Favour was born at Southampton, and was sent to Winchester College, whence he was elected probationer fellow of New College, Oxford, in 1576, and in 1578 was made complete fellow. In April 1584 he took the degree of LL.B.,[1] proceeding LL.D. on 5 June 1592 (ib. i. 258). In January 1593–4 he became vicar of Halifax, Yorkshire. In August 1608 according to Thoresby,[2] but in March 1618 according to Wood, he was made warden of St. Mary Magdalen's Hospital at Ripon, Yorkshire. He was made prebendary of Southwell in 1611 and of Osbaldwick, York, in 1614. In March 1616–17 he was collated to the prebend of Driffield and to the chantorship of the church of York. He was also chaplain to the archbishop and residentiary.

Favour died on 10 March 1623–4, and was buried in the chancel of Halifax Church, where on a pillar on the south side of the choir is an inscription to his memory (Watson, Hist. of Halifax, pp. 377–8). He married at Leeds, on 12 November 1695, Ann Power, probably the daughter of William Power, rector of Barwick-in-Elmet, near that town.[3]

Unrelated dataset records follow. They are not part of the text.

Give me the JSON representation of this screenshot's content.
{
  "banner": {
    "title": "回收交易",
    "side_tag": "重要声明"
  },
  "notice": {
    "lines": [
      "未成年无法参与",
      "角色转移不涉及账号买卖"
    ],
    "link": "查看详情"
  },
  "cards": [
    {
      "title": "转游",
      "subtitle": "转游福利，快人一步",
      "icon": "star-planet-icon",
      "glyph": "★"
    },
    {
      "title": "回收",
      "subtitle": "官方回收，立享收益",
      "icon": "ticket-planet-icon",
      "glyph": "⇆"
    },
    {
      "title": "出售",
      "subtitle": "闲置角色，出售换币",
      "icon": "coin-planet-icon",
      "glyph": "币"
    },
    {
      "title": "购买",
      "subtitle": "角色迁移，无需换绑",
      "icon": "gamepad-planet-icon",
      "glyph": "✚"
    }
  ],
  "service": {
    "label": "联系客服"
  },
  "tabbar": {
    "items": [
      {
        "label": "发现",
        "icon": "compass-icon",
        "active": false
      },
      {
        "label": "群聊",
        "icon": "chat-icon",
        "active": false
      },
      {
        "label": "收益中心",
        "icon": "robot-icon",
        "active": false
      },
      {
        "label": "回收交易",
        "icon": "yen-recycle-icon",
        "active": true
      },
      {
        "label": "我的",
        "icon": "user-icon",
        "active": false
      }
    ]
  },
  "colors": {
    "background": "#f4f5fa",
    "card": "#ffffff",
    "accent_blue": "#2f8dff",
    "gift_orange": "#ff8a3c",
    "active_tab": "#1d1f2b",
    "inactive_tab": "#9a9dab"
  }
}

Favour published ‘Antiqvitie trivmphing over Noveltie: Whereby it is proved that Antiqvitie is a true and certaine Note of the Christian Catholicke Church and verity, against all new and late vpstart heresies aduancing themselues against the religious honour of old Rome,’ &c., pp. 602, London, 1619. From the dedication to Tobie Mathew, archbishop of York, it appears that the work was begun by the author when he was ‘threescore yeares old’ at the desire, and carried on under the encouragement, of the archbishop. As an instance of the ignorance of the people when the Bible was withheld from them by the ‘Romanists,’ he relates at page 334 a story of a woman who, when she ‘heard the passion of Christ read in her owne tongue,’ wept bitterly. ‘After some pause and recollection of her spirits, she asked where this was done, & when: it was answered, many thousand miles hence at Ierusalem, and a great while ago, about fifteene hundred yeares. Then (quoth she) if it was so farre off, and so long ago, by the grace of God it might proue a lye, and therein she comforted her selfe.’


  1. ^ Wood, Fasti Oxon. ed. Bliss, i. 226
  2. ^ Vicaria Leodiensis, p. 69
  3. ^ Ralph Thoresby, Ducatus Leodiensis, ed. Thomas Dunham Whitaker, p. 258

 This article incorporates text from a publication now in the public domain"Favour, John". Dictionary of National Biography. London: Smith, Elder & Co. 1885–1900.